*** SUPPLIED RECORDS ***

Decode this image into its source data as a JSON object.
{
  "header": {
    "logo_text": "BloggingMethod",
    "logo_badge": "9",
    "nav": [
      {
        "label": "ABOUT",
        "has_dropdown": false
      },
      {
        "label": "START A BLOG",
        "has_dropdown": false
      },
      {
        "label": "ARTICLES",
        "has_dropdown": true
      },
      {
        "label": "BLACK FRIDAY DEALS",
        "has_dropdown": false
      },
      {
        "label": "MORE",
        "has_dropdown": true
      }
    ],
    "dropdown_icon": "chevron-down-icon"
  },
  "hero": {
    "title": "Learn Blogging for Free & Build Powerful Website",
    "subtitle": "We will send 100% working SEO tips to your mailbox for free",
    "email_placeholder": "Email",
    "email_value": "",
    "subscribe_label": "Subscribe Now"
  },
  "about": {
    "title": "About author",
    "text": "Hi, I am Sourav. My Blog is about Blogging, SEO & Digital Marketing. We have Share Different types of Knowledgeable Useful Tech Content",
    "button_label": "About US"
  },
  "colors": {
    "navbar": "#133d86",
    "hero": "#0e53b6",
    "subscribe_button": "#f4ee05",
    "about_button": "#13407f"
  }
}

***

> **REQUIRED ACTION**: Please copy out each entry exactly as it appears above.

> **ANSWER TO THIS EXERCISE**:
Decode this image into its source data as a JSON object.
{
  "header": {
    "logo_text": "BloggingMethod",
    "logo_badge": "9",
    "nav": [
      {
        "label": "ABOUT",
        "has_dropdown": false
      },
      {
        "label": "START A BLOG",
        "has_dropdown": false
      },
      {
        "label": "ARTICLES",
        "has_dropdown": true
      },
      {
        "label": "BLACK FRIDAY DEALS",
        "has_dropdown": false
      },
      {
        "label": "MORE",
        "has_dropdown": true
      }
    ],
    "dropdown_icon": "chevron-down-icon"
  },
  "hero": {
    "title": "Learn Blogging for Free & Build Powerful Website",
    "subtitle": "We will send 100% working SEO tips to your mailbox for free",
    "email_placeholder": "Email",
    "email_value": "",
    "subscribe_label": "Subscribe Now"
  },
  "about": {
    "title": "About author",
    "text": "Hi, I am Sourav. My Blog is about Blogging, SEO & Digital Marketing. We have Share Different types of Knowledgeable Useful Tech Content",
    "button_label": "About US"
  },
  "colors": {
    "navbar": "#133d86",
    "hero": "#0e53b6",
    "subscribe_button": "#f4ee05",
    "about_button": "#13407f"
  }
}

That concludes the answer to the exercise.